■ **EXERCISE PROMPT**
One number is the whole answer: the tally of lines in the records that include the word "icon".

■ **Interface dataset entries**
--------------------------------

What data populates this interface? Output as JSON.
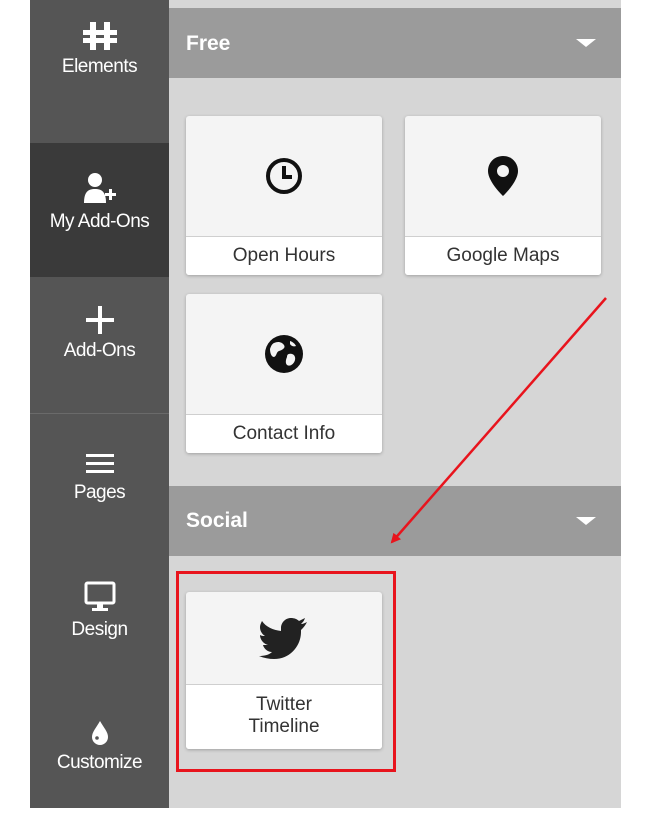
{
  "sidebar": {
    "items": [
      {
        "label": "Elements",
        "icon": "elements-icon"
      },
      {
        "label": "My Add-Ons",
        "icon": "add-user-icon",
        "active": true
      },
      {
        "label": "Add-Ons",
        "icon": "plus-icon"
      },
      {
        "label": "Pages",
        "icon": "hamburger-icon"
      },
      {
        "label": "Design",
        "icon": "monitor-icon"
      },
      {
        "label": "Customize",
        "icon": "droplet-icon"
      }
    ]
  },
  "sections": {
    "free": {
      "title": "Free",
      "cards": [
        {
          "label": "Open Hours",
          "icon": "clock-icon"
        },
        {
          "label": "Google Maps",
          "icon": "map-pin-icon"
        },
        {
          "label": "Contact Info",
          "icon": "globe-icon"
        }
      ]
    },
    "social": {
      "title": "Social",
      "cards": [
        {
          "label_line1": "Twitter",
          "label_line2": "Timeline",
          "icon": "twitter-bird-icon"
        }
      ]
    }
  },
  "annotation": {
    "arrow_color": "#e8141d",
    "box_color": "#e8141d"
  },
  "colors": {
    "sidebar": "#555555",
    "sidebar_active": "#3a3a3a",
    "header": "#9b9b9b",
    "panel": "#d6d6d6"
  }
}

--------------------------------

■ **SOLVED PROBLEM**
10